Then around to the back of Flynn Church where two of the young women from the group, Angela Santos and Min Jeong Park, put on a committed display (right) – trying to step out from the shadows to gain the attention of the good-looking young man leaning with arrogant nonchalance against a tree. He was played by Dante Basford who has a striking physicality even when standing still!
Location change, mood change, the sound of a cello. A sombre, slow moving piece, In the Quiet Hours, enacted along the verandah of Adelaide House. Glamour eschewed. This was about daily-ness, labour of the humble kind, the hewn stone of the building the perfect backdrop. The crowd by now had picked up lots of Aboriginal children and teens. They watched with rapt attention, with a bit of whispering and giggling too.
Across the mall, the crowd was hardly able to fit into the space around the bottom of the stairs of the Cummings Plaza. A behind-the-scenes view of labour of the glamorous kind, the showgirls at the end of their Hard Day’s Night, jaded, drunk, plain worn out (below). Even so they were gorgeously lascivious and there were quite a few eyes on stalks. The dancers’ characterisation was matched by choreography that told the story, taking excellent advantage of the staircase and the mood of Bryan Ferry’s “Back to Black”.
By now we’d had seven different numbers at seven different locations. How would the collective keep up the pace, the novelty? No worries. The cats claimed centre stage across the way, a light throwing their shadows against the Story Wall, used from time to time for film projections.

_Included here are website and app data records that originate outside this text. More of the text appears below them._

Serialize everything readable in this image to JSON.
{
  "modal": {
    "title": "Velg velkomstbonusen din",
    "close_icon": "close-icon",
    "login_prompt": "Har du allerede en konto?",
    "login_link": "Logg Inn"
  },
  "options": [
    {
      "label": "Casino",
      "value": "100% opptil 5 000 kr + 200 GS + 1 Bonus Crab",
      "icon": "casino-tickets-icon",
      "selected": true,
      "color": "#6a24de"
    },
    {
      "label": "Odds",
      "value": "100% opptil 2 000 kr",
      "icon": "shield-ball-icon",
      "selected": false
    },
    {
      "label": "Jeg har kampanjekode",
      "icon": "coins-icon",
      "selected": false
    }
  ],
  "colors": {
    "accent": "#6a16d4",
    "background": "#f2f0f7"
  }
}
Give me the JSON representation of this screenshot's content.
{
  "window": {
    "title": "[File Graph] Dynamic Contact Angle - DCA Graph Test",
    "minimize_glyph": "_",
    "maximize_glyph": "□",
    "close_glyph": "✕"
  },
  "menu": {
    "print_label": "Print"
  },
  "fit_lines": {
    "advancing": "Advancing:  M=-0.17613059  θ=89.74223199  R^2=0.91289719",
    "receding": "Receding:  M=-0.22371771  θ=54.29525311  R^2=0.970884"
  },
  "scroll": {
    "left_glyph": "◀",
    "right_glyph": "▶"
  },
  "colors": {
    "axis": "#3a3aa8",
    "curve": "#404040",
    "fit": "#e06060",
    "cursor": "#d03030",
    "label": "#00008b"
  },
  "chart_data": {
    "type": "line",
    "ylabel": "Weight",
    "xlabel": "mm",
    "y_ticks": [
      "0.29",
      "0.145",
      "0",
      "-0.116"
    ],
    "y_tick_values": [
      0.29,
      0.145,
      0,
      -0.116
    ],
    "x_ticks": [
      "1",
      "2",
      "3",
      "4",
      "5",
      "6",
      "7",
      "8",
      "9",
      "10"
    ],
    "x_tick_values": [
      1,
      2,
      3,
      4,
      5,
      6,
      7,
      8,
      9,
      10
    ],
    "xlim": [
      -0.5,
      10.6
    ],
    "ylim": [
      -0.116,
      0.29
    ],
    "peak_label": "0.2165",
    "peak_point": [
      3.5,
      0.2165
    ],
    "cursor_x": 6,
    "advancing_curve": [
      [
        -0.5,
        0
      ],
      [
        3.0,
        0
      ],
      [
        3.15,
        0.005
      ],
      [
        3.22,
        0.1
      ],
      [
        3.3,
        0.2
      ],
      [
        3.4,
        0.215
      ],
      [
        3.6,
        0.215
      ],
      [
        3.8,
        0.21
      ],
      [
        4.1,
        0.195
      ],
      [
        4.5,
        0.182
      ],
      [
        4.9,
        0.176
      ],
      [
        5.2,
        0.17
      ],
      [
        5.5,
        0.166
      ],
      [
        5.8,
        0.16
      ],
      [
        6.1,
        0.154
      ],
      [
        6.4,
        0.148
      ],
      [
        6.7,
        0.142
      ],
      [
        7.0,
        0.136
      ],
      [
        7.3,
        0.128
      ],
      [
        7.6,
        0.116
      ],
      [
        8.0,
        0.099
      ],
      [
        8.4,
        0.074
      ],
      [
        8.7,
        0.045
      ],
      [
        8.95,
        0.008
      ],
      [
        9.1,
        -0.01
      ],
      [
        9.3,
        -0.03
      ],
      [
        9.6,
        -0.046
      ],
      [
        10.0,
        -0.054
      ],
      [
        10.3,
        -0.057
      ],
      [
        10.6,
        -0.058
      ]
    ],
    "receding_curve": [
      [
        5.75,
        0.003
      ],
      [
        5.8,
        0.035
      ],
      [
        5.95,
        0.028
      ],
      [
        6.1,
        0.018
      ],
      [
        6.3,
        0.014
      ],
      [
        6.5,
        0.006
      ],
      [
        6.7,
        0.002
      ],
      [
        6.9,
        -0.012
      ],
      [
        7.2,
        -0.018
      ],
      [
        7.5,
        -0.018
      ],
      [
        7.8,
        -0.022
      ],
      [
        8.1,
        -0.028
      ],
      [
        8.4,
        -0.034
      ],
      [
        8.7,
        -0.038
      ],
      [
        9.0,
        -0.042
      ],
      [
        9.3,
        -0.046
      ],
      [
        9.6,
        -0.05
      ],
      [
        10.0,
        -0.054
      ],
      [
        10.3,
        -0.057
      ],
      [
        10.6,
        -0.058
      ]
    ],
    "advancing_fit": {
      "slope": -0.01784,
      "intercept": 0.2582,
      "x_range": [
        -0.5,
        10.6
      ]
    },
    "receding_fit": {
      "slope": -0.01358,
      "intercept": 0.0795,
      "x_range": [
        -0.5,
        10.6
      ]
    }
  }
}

It was great to see it pressed into service for live theatre, with the cats’ moves doubled in giant shadow-play across its surface (bottom).
And finally, a grand finale of course, The Midnight Masquerade, a return to glamour, dancers in dazzling costumes, mysterious masks, and from their midst a darker, powerful force erupting. Forbidden perhaps? Not in this “devil’s lair”.
A slight misgiving about the way the production worked with the location here. All along they had used the character of the built environment as it presented, with the dance re-imagining it. On this last occasion, the building forming the backdrop (the one that houses the NAB) had been masked out with black fabric. The action started on the mound in front of Talapi gallery and then mainly took advantage of the open space to its south. Despite the high energy of the performance I felt something of a disconnect at this stage, a shame after the sustained excellence of the whole until then.
All credit to the Dusty Feet Dance Collective and Red Hot Arts Central Australia for this event. Dusty Feet have been around since at least 2010 and with this production they continue to raise the bar for local performing arts, in terms of skills, energy and creative ideas. In keeping with the dance troupe’s name, there seems to have been no one artistic director. Seven individuals get choreography credits, all bar one of them also performing. They are: Kirsty Wissing, Dante Basford, Sila Crosley, Ilse Pickerd, Min Jeong Park, Angela Santos, and Hayley Michener. If there were any technical hiccups along the way, they were imperceptible and the fine-tuned coordination of the backstage crew deserves special mention.
One hour later they all did it all over again. I wasn’t there but I’m full of admiration even at the thought of it.